▶ **Task description**: Down to the last line, repeat the records exactly.

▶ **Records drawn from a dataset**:
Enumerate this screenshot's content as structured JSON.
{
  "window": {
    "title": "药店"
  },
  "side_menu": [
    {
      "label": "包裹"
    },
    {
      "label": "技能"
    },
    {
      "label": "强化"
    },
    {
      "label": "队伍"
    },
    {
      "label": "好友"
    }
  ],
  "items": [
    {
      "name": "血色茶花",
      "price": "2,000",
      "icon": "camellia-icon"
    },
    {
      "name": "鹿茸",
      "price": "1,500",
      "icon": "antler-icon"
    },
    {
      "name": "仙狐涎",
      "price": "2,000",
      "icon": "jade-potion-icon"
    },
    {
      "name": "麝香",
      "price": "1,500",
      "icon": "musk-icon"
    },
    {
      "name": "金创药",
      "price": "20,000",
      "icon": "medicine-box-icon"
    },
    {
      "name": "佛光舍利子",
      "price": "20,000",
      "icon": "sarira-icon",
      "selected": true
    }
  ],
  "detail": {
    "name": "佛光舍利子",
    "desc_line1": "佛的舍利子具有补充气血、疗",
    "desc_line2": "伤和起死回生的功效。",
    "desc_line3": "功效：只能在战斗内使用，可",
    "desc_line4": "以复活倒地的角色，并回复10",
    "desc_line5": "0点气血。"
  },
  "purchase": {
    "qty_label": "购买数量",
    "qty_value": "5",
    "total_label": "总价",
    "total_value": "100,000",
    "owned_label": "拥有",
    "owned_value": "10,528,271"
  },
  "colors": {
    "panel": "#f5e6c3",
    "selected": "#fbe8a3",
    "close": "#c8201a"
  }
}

▶ **Solved exercise**:
Enumerate this screenshot's content as structured JSON.
{
  "window": {
    "title": "药店"
  },
  "side_menu": [
    {
      "label": "包裹"
    },
    {
      "label": "技能"
    },
    {
      "label": "强化"
    },
    {
      "label": "队伍"
    },
    {
      "label": "好友"
    }
  ],
  "items": [
    {
      "name": "血色茶花",
      "price": "2,000",
      "icon": "camellia-icon"
    },
    {
      "name": "鹿茸",
      "price": "1,500",
      "icon": "antler-icon"
    },
    {
      "name": "仙狐涎",
      "price": "2,000",
      "icon": "jade-potion-icon"
    },
    {
      "name": "麝香",
      "price": "1,500",
      "icon": "musk-icon"
    },
    {
      "name": "金创药",
      "price": "20,000",
      "icon": "medicine-box-icon"
    },
    {
      "name": "佛光舍利子",
      "price": "20,000",
      "icon": "sarira-icon",
      "selected": true
    }
  ],
  "detail": {
    "name": "佛光舍利子",
    "desc_line1": "佛的舍利子具有补充气血、疗",
    "desc_line2": "伤和起死回生的功效。",
    "desc_line3": "功效：只能在战斗内使用，可",
    "desc_line4": "以复活倒地的角色，并回复10",
    "desc_line5": "0点气血。"
  },
  "purchase": {
    "qty_label": "购买数量",
    "qty_value": "5",
    "total_label": "总价",
    "total_value": "100,000",
    "owned_label": "拥有",
    "owned_value": "10,528,271"
  },
  "colors": {
    "panel": "#f5e6c3",
    "selected": "#fbe8a3",
    "close": "#c8201a"
  }
}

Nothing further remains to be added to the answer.